# Unit normal of sphere

1. Oct 4, 2012

### Hypersquare

I was looking at this example:

http://keep2.sjfc.edu/faculty/kgreen/vector/block3/flux/node10.html

and was confused between the difference between $\hat{}n$ and $\vec{}r$

Why is the original vector field not given in terms of a unit vector? And what difference does this make?

Thanks :)

2. Oct 4, 2012

### Hypersquare

Sorry thats supposed to be n hat and the vector r, Im a latex noob.

3. Oct 4, 2012

### Hypersquare

I also dont quite get why the is unit vector is not just r hat

4. Oct 4, 2012

### HallsofIvy

"r", with the arrow over it is the "position vector" at a given point on the sphere. n with a hat is the unit vector in that direction. I presume they are using "n" to represent the unit vector because it is "normal" to the spherical surface and "n" is the standard notation for a normal vector.

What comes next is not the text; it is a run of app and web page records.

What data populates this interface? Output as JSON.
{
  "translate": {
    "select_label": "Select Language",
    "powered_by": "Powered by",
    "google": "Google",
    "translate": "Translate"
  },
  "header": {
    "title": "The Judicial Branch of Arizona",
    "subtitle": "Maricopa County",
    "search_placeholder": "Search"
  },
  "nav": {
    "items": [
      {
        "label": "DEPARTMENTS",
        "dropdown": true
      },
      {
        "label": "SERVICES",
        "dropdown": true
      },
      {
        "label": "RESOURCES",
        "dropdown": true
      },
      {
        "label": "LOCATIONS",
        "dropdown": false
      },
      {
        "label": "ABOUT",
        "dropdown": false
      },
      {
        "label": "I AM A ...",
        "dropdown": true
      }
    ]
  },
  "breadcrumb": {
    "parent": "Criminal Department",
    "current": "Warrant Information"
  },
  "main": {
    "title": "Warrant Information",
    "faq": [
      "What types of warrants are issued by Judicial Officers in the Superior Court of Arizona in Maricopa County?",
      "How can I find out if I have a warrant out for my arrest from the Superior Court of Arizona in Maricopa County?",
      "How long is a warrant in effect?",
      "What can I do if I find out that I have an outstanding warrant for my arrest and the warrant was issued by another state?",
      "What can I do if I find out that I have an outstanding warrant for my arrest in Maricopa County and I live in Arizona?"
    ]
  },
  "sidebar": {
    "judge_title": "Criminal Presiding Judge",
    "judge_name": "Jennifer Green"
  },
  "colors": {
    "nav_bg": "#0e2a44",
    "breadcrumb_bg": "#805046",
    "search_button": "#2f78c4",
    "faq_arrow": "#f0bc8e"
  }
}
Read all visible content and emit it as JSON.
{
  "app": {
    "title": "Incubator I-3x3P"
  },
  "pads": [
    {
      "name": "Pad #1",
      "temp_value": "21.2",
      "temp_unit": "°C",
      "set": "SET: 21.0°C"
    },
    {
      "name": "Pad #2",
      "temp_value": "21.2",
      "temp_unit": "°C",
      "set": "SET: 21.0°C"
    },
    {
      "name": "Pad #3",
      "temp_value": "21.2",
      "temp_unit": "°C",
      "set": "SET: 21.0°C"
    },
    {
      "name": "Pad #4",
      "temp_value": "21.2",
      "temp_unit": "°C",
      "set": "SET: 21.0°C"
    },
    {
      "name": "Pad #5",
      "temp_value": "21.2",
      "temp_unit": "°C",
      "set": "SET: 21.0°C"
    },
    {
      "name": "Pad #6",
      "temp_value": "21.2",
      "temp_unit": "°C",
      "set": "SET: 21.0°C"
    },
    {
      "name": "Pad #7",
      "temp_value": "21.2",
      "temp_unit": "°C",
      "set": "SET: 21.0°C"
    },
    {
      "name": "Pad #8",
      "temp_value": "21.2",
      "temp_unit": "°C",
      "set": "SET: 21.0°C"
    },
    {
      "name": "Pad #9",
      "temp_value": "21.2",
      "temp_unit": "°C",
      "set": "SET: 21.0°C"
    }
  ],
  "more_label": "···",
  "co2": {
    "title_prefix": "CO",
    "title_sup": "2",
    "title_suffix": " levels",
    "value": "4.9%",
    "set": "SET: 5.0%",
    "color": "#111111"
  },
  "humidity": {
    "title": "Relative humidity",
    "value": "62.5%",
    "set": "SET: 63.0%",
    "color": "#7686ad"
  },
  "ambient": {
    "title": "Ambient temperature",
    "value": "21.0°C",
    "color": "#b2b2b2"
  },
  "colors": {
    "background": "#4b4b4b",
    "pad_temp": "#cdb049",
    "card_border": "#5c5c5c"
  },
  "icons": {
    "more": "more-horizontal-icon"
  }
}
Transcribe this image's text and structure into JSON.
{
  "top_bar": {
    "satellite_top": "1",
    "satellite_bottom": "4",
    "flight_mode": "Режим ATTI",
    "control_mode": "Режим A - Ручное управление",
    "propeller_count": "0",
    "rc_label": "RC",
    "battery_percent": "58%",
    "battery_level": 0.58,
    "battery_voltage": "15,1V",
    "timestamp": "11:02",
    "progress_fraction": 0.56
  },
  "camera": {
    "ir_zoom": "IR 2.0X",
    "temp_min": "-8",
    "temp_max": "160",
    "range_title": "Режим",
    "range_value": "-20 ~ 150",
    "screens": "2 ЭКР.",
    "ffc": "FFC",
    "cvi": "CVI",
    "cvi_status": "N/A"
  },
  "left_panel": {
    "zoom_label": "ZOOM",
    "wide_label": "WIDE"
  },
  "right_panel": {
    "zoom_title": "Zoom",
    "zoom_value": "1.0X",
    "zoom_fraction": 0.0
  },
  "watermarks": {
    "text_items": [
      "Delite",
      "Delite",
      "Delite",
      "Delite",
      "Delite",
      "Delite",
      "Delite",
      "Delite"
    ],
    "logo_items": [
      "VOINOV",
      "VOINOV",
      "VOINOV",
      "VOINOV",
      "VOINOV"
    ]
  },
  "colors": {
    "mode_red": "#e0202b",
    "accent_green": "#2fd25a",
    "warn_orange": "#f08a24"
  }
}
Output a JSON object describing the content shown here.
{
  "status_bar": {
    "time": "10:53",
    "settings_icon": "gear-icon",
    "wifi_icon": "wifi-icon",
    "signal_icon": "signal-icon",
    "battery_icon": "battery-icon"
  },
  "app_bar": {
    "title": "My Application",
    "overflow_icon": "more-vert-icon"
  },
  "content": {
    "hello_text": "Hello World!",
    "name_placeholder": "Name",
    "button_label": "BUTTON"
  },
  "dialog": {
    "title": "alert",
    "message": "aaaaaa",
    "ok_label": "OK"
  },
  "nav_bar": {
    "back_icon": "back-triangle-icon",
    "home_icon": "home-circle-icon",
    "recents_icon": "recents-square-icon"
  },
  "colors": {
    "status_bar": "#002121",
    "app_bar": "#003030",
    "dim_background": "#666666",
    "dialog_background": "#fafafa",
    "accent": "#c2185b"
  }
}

For a sphere with center at the origin, the normal vector at any point is in the direction of the position vector. For any other surface that would not be true.

5. Oct 4, 2012

6. Oct 4, 2012

### Hypersquare

I got $\vec{f}$.$\hat{n}$ as 1/$r^{4}$ not 1/$r^{2}$ as they got. What have I done wrong?

7. Oct 4, 2012

### HallsofIvy

There is no "f" so I assume you mean "F" at the site linked to. That is defined by
$$\vec{F}= \frac{\vec{r}}{r^3}$$
$\frac{\vec{r}}{r}$ is the unit vector $\vec{n}$ normal to the sphere so the length of $\vec{F}$ is $1/r^2$. I don't know how you would have gotten $1/r^4$.

8. Oct 5, 2012

### Hypersquare

I got it by doing:

$\vec{F}$ . $\hat{n}$ = $\frac{\vec{r}}{r^{3}}$ .$\frac{\vec{r}}{r}$ = $\frac{1}{r^{4}}$

I dont see what is wrong with that.